◆ **Exercise goal**
Please filter the data below down to the lines holding the string "EURCAD".

--- START ---

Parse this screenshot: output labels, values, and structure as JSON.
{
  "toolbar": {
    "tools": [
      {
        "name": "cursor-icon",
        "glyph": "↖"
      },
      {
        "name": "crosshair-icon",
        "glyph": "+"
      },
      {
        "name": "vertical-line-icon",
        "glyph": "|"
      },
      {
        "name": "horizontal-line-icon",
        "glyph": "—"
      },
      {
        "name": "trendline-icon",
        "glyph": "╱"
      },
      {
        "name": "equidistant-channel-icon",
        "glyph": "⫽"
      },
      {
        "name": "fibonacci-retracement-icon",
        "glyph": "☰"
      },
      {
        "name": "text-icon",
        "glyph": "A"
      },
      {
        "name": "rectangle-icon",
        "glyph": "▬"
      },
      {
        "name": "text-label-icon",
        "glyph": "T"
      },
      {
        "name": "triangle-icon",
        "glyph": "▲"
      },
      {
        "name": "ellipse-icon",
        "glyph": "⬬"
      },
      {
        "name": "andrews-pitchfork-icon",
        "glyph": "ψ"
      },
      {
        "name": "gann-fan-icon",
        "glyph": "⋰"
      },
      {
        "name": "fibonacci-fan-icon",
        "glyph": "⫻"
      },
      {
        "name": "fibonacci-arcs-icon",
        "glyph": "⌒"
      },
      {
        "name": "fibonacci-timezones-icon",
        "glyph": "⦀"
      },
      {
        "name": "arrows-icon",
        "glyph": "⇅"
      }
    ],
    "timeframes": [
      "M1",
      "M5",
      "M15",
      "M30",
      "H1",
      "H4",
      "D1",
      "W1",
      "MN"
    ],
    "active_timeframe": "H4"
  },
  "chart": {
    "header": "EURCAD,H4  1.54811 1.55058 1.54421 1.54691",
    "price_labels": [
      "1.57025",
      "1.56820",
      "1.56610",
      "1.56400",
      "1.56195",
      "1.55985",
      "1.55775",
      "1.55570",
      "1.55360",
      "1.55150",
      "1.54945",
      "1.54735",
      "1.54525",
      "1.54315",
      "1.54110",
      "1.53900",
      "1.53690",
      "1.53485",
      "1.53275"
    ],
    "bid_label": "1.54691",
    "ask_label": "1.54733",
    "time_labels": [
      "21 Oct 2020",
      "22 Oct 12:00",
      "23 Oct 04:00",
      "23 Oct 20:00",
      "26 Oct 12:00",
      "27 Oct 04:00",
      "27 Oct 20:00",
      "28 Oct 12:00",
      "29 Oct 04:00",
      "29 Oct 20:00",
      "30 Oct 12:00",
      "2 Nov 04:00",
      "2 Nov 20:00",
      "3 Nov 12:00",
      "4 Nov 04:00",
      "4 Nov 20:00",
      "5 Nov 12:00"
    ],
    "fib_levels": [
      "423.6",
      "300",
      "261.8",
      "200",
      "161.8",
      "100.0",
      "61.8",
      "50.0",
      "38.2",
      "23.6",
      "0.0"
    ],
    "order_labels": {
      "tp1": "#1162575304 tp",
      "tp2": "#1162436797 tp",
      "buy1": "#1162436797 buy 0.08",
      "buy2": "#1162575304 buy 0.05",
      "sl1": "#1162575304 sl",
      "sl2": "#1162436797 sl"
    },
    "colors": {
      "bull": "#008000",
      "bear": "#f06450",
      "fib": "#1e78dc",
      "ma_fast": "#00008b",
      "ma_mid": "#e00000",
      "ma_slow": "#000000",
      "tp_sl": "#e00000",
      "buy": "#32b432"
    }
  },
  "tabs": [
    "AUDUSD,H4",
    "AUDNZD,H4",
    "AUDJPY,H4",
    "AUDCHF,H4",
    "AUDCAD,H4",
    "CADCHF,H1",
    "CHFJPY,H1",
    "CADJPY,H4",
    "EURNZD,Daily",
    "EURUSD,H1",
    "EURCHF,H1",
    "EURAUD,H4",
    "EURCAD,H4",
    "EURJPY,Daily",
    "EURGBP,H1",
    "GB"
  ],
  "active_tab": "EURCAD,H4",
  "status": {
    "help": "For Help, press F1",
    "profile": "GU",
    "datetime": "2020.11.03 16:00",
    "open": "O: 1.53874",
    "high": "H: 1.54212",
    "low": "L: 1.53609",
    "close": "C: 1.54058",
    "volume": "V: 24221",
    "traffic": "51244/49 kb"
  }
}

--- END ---

◆ **Expected answer**
    "header": "EURCAD,H4  1.54811 1.55058 1.54421 1.54691",
    "EURCAD,H4",
  "active_tab": "EURCAD,H4",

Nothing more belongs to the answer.